iy6885 tallahassee fl florida supreme court

The Florida Supreme Court will review two district court cases that apply the relation-back doctrine (when an amended pleading relates back to an original pleading) and decide whether the doctrine applies to new causes of action. See Palm Bch. Cnty. Sch. Bd. v. Doe, No. SC13-1834; Kopel v. Kopel, SC13-992. The doctrine can be found in Florida Rule of Civil Procedure 1.190(c) which states: “When the claim or defense asserted in the amended pleading arose out of the conduct, transaction, or occurrence set forth or attempted to be set forth in the original pleading, the amendment shall relate back to the date of the original pleading.” A plaintiff usually invokes the doctrine to avoid a statute of limitations defense to an amended complaint.


In this teacher sexual abuse case, the district court had to decide whether a Title IX claim (sexual discrimination by federally-funded schools) related back to the filing of the original complaint. The plaintiffs filed their original complaint against their children’s teacher and the Palm Beach County School Board in 2006 alleging sexual molestation against the teacher and negligence against the school board. Almost five years later, plaintiffs amended their complaint to add a claim for violation of Title IX. The school board moved to dismiss the Title IX claim on statute of limitations grounds. Plaintiffs argued that the Title IX claim related back to the original complaint, but the trial court disagreed and dismissed the claim.

On appeal, the school board argued that the Title IX claims did not relate back because they state a new cause of action. See Doe v. Sinrod, 117 So. 3d 786 (Fla. 4th DCA 2013). The Fourth District acknowledged that amendments generally do not relate back if they raise a new cause of action, but noted that a new cause of action “can relate back to the original pleading so long as the new claim is not based on different facts, such that the defendant would not have ‘fair notice of the general factual situation.’” The Fourth District found that the Title IX claim did relate back to the negligence claims because “[b]oth claims arose from the same conduct and resulted in the same injury.”

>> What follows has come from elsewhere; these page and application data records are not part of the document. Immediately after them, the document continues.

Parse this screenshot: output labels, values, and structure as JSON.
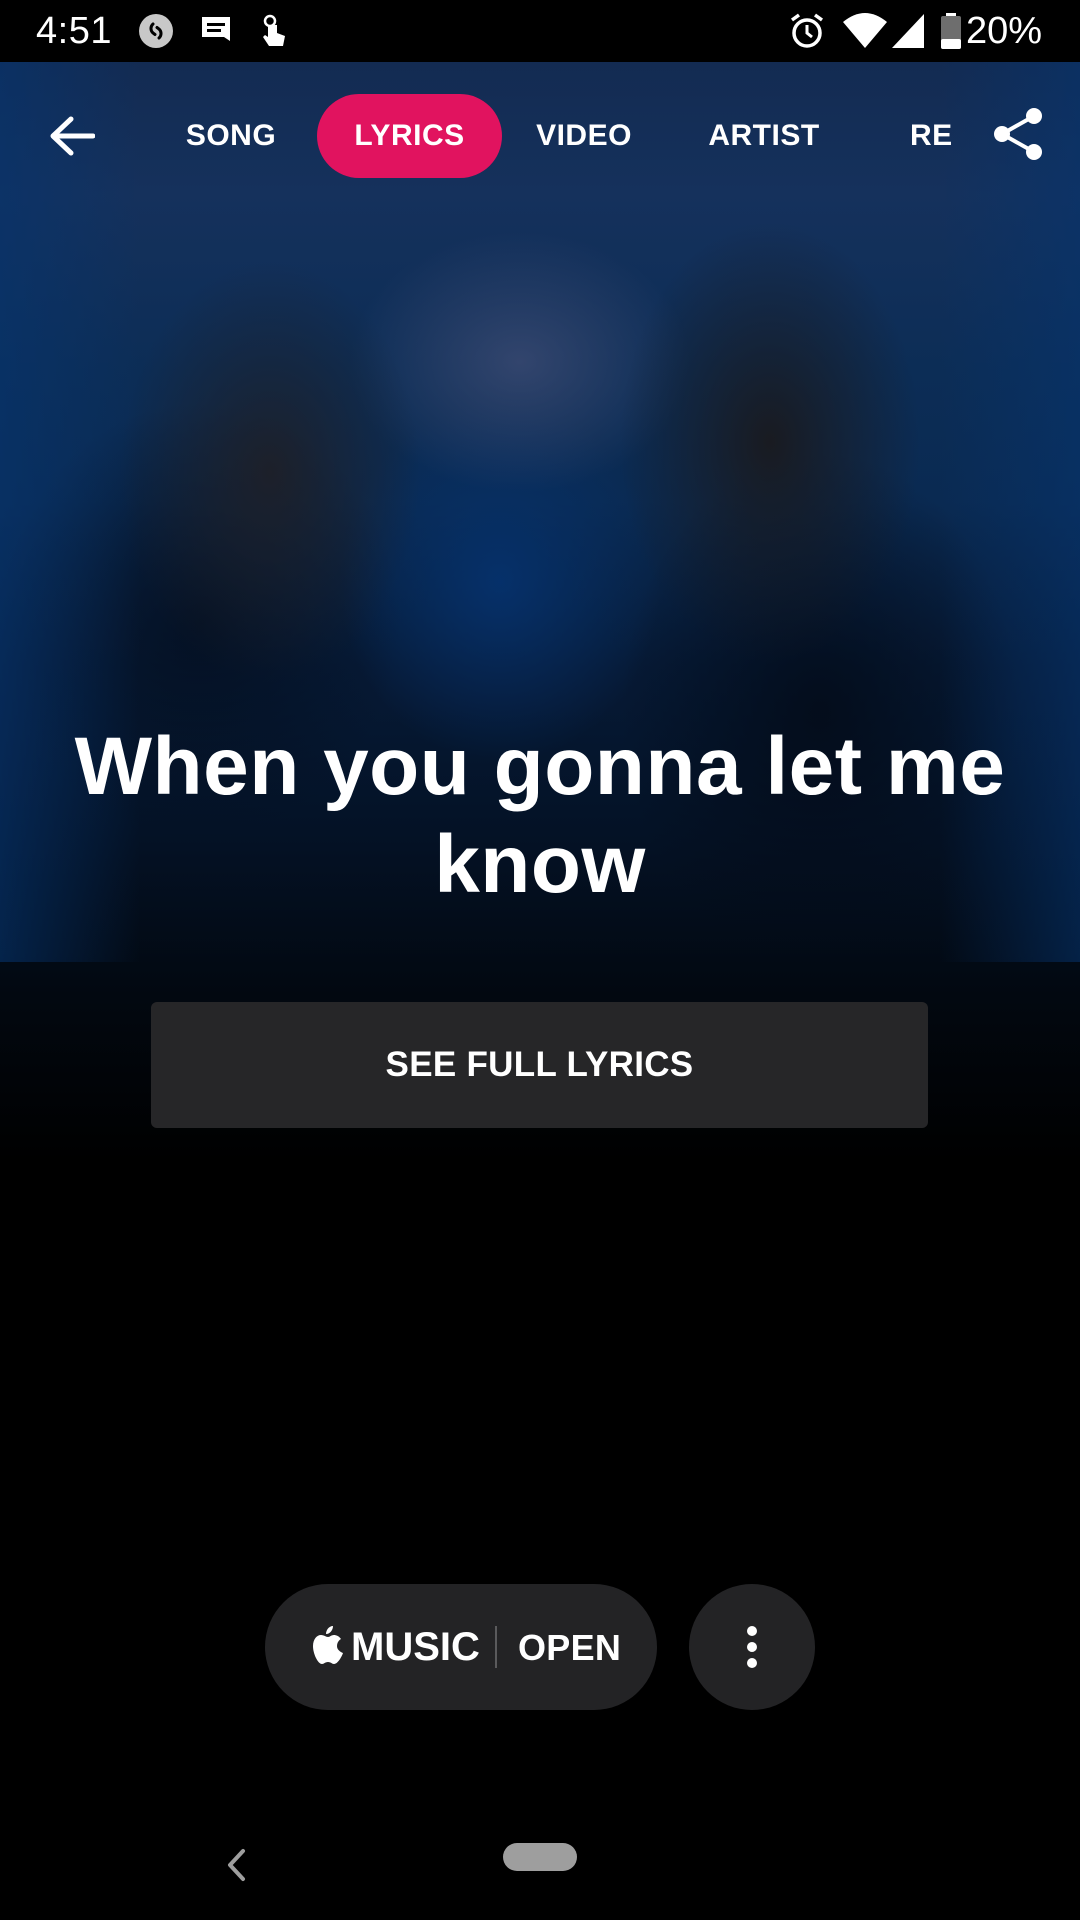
{
  "status_bar": {
    "time": "4:51",
    "battery_percent": "20%",
    "left_icons": [
      "shazam-icon",
      "message-icon",
      "touch-icon"
    ],
    "right_icons": [
      "alarm-icon",
      "wifi-icon",
      "signal-icon",
      "battery-icon"
    ]
  },
  "nav": {
    "tabs": [
      {
        "label": "SONG",
        "active": false
      },
      {
        "label": "LYRICS",
        "active": true
      },
      {
        "label": "VIDEO",
        "active": false
      },
      {
        "label": "ARTIST",
        "active": false
      },
      {
        "label": "RELATED",
        "active": false
      }
    ],
    "accent_color": "#e1135f"
  },
  "lyrics": {
    "line": "When you gonna let me know",
    "see_full_button": "SEE FULL LYRICS"
  },
  "player": {
    "service_label": "MUSIC",
    "open_label": "OPEN"
  }
}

This case involved a financial dispute between two brothers, Leon and Enrique Kopel, and Enrique’s son, Bernardo, stemming from joint investments they made in Florida real estate. Leon sued on two promissory notes, a loan and for unjust enrichment after certain of his demands to Enrique and Bernardo were not met. At trial, for the first time and over defendants’ objection, Leon claimed that various settlement conversations between him and Enrique were not actually settlement negotiations but rather independent oral agreements. After a mistrial, Leon amended his complaint by abandoning his claim on the two promissory notes, keeping his unjust enrichment claim, but adding a new claim for breach of the oral promise raised during trial. The trial court denied the defendants’ motion challenging the new claim as barred by the applicable four-year statute of limitations.

On appeal, the Third District reversed on this issue, finding that this new claim did not relate back and was barred by the applicable statute of limitations. See Kopel v. Kopel, 117 So. 3d 1147 (Fla. 3d DCA 2013). The Third District enforced its rule that “when a cause of action set forth in an amended pleading in a pending litigation is new, different, and distinct from that originally set up, there is no relation back.”

The supreme court has declined to hold oral argument in both cases. This article will be updated once the supreme court decides the cases.

Image Courtesy of Flickr by Mark Goebel (no changes).